• TO DO:
Word for word, repeat each record that follows.

═══

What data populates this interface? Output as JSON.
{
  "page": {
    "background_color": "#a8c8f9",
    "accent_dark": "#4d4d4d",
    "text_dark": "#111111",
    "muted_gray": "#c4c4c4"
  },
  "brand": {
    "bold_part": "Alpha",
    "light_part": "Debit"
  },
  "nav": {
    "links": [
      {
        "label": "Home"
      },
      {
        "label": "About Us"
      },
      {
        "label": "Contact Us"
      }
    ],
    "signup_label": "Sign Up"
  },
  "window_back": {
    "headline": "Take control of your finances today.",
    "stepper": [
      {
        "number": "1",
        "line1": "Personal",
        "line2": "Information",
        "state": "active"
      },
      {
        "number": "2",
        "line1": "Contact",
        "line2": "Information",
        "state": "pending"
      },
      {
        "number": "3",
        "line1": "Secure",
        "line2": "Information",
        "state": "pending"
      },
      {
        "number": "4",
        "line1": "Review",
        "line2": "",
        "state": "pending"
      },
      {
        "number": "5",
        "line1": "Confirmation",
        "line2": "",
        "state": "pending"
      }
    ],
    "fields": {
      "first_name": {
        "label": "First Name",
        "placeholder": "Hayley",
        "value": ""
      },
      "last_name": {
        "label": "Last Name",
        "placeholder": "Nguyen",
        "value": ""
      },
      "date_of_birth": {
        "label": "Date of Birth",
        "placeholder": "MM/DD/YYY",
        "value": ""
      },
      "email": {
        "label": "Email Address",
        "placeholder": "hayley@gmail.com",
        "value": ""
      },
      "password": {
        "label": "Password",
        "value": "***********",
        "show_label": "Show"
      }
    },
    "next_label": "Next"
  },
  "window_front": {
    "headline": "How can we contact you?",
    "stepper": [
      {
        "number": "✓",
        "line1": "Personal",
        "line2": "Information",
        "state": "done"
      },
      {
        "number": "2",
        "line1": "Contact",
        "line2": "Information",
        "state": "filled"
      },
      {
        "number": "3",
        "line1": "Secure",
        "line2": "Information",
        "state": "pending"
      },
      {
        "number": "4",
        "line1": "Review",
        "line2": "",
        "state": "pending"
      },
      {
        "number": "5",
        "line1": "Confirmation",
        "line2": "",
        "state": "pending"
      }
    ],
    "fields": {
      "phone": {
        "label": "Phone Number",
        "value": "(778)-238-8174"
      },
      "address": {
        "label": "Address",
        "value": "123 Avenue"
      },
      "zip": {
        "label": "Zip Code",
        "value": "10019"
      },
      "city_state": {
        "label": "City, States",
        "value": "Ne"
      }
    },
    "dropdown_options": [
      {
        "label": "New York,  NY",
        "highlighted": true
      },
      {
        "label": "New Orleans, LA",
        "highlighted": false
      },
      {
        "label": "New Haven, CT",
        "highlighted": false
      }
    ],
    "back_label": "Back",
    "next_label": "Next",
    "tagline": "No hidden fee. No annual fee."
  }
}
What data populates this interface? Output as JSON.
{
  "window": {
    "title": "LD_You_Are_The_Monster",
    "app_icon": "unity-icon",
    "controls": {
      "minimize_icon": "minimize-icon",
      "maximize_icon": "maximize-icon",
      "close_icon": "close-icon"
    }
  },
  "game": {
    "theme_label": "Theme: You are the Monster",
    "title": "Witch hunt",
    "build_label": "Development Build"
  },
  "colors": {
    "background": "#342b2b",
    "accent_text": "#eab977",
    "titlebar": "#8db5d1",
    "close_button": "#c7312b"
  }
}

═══

• TASK RESPONSE:
What data populates this interface? Output as JSON.
{
  "page": {
    "background_color": "#a8c8f9",
    "accent_dark": "#4d4d4d",
    "text_dark": "#111111",
    "muted_gray": "#c4c4c4"
  },
  "brand": {
    "bold_part": "Alpha",
    "light_part": "Debit"
  },
  "nav": {
    "links": [
      {
        "label": "Home"
      },
      {
        "label": "About Us"
      },
      {
        "label": "Contact Us"
      }
    ],
    "signup_label": "Sign Up"
  },
  "window_back": {
    "headline": "Take control of your finances today.",
    "stepper": [
      {
        "number": "1",
        "line1": "Personal",
        "line2": "Information",
        "state": "active"
      },
      {
        "number": "2",
        "line1": "Contact",
        "line2": "Information",
        "state": "pending"
      },
      {
        "number": "3",
        "line1": "Secure",
        "line2": "Information",
        "state": "pending"
      },
      {
        "number": "4",
        "line1": "Review",
        "line2": "",
        "state": "pending"
      },
      {
        "number": "5",
        "line1": "Confirmation",
        "line2": "",
        "state": "pending"
      }
    ],
    "fields": {
      "first_name": {
        "label": "First Name",
        "placeholder": "Hayley",
        "value": ""
      },
      "last_name": {
        "label": "Last Name",
        "placeholder": "Nguyen",
        "value": ""
      },
      "date_of_birth": {
        "label": "Date of Birth",
        "placeholder": "MM/DD/YYY",
        "value": ""
      },
      "email": {
        "label": "Email Address",
        "placeholder": "hayley@gmail.com",
        "value": ""
      },
      "password": {
        "label": "Password",
        "value": "***********",
        "show_label": "Show"
      }
    },
    "next_label": "Next"
  },
  "window_front": {
    "headline": "How can we contact you?",
    "stepper": [
      {
        "number": "✓",
        "line1": "Personal",
        "line2": "Information",
        "state": "done"
      },
      {
        "number": "2",
        "line1": "Contact",
        "line2": "Information",
        "state": "filled"
      },
      {
        "number": "3",
        "line1": "Secure",
        "line2": "Information",
        "state": "pending"
      },
      {
        "number": "4",
        "line1": "Review",
        "line2": "",
        "state": "pending"
      },
      {
        "number": "5",
        "line1": "Confirmation",
        "line2": "",
        "state": "pending"
      }
    ],
    "fields": {
      "phone": {
        "label": "Phone Number",
        "value": "(778)-238-8174"
      },
      "address": {
        "label": "Address",
        "value": "123 Avenue"
      },
      "zip": {
        "label": "Zip Code",
        "value": "10019"
      },
      "city_state": {
        "label": "City, States",
        "value": "Ne"
      }
    },
    "dropdown_options": [
      {
        "label": "New York,  NY",
        "highlighted": true
      },
      {
        "label": "New Orleans, LA",
        "highlighted": false
      },
      {
        "label": "New Haven, CT",
        "highlighted": false
      }
    ],
    "back_label": "Back",
    "next_label": "Next",
    "tagline": "No hidden fee. No annual fee."
  }
}
What data populates this interface? Output as JSON.
{
  "window": {
    "title": "LD_You_Are_The_Monster",
    "app_icon": "unity-icon",
    "controls": {
      "minimize_icon": "minimize-icon",
      "maximize_icon": "maximize-icon",
      "close_icon": "close-icon"
    }
  },
  "game": {
    "theme_label": "Theme: You are the Monster",
    "title": "Witch hunt",
    "build_label": "Development Build"
  },
  "colors": {
    "background": "#342b2b",
    "accent_text": "#eab977",
    "titlebar": "#8db5d1",
    "close_button": "#c7312b"
  }
}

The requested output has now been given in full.